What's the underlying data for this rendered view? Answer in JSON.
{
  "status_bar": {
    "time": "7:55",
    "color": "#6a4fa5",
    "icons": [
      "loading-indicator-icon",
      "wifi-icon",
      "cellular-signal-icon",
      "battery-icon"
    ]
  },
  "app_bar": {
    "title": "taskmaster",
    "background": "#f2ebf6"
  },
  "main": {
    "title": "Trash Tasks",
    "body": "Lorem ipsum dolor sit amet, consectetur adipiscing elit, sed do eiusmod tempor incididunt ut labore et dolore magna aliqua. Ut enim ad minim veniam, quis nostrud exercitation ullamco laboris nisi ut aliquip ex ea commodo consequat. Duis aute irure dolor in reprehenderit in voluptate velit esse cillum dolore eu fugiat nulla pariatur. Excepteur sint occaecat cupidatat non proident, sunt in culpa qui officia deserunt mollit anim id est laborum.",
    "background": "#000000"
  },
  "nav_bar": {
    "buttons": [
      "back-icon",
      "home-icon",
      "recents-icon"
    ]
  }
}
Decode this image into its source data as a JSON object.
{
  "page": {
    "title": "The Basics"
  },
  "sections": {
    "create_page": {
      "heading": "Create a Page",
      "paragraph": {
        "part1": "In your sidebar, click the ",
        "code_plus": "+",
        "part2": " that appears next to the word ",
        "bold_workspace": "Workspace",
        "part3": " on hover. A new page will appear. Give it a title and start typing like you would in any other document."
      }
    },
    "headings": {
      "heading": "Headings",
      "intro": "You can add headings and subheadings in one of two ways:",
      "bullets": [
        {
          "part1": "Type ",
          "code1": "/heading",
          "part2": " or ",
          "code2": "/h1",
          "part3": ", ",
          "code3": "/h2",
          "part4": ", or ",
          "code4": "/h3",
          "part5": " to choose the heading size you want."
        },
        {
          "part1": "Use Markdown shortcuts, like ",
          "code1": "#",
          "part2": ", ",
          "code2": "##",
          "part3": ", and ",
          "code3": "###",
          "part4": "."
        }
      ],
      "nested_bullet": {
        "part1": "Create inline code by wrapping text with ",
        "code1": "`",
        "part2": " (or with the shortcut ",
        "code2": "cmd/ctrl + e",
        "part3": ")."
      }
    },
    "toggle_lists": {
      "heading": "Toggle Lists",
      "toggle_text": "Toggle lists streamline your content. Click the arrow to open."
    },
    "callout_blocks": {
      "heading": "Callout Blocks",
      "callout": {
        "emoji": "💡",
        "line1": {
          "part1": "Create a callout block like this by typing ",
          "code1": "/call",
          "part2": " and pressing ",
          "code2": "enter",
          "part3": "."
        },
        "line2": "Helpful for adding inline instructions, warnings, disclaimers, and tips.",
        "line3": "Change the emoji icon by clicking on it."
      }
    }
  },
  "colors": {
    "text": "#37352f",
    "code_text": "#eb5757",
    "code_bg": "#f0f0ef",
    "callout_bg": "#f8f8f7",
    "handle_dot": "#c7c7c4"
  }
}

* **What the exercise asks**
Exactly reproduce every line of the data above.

* **Expected answer**
What's the underlying data for this rendered view? Answer in JSON.
{
  "status_bar": {
    "time": "7:55",
    "color": "#6a4fa5",
    "icons": [
      "loading-indicator-icon",
      "wifi-icon",
      "cellular-signal-icon",
      "battery-icon"
    ]
  },
  "app_bar": {
    "title": "taskmaster",
    "background": "#f2ebf6"
  },
  "main": {
    "title": "Trash Tasks",
    "body": "Lorem ipsum dolor sit amet, consectetur adipiscing elit, sed do eiusmod tempor incididunt ut labore et dolore magna aliqua. Ut enim ad minim veniam, quis nostrud exercitation ullamco laboris nisi ut aliquip ex ea commodo consequat. Duis aute irure dolor in reprehenderit in voluptate velit esse cillum dolore eu fugiat nulla pariatur. Excepteur sint occaecat cupidatat non proident, sunt in culpa qui officia deserunt mollit anim id est laborum.",
    "background": "#000000"
  },
  "nav_bar": {
    "buttons": [
      "back-icon",
      "home-icon",
      "recents-icon"
    ]
  }
}
Decode this image into its source data as a JSON object.
{
  "page": {
    "title": "The Basics"
  },
  "sections": {
    "create_page": {
      "heading": "Create a Page",
      "paragraph": {
        "part1": "In your sidebar, click the ",
        "code_plus": "+",
        "part2": " that appears next to the word ",
        "bold_workspace": "Workspace",
        "part3": " on hover. A new page will appear. Give it a title and start typing like you would in any other document."
      }
    },
    "headings": {
      "heading": "Headings",
      "intro": "You can add headings and subheadings in one of two ways:",
      "bullets": [
        {
          "part1": "Type ",
          "code1": "/heading",
          "part2": " or ",
          "code2": "/h1",
          "part3": ", ",
          "code3": "/h2",
          "part4": ", or ",
          "code4": "/h3",
          "part5": " to choose the heading size you want."
        },
        {
          "part1": "Use Markdown shortcuts, like ",
          "code1": "#",
          "part2": ", ",
          "code2": "##",
          "part3": ", and ",
          "code3": "###",
          "part4": "."
        }
      ],
      "nested_bullet": {
        "part1": "Create inline code by wrapping text with ",
        "code1": "`",
        "part2": " (or with the shortcut ",
        "code2": "cmd/ctrl + e",
        "part3": ")."
      }
    },
    "toggle_lists": {
      "heading": "Toggle Lists",
      "toggle_text": "Toggle lists streamline your content. Click the arrow to open."
    },
    "callout_blocks": {
      "heading": "Callout Blocks",
      "callout": {
        "emoji": "💡",
        "line1": {
          "part1": "Create a callout block like this by typing ",
          "code1": "/call",
          "part2": " and pressing ",
          "code2": "enter",
          "part3": "."
        },
        "line2": "Helpful for adding inline instructions, warnings, disclaimers, and tips.",
        "line3": "Change the emoji icon by clicking on it."
      }
    }
  },
  "colors": {
    "text": "#37352f",
    "code_text": "#eb5757",
    "code_bg": "#f0f0ef",
    "callout_bg": "#f8f8f7",
    "handle_dot": "#c7c7c4"
  }
}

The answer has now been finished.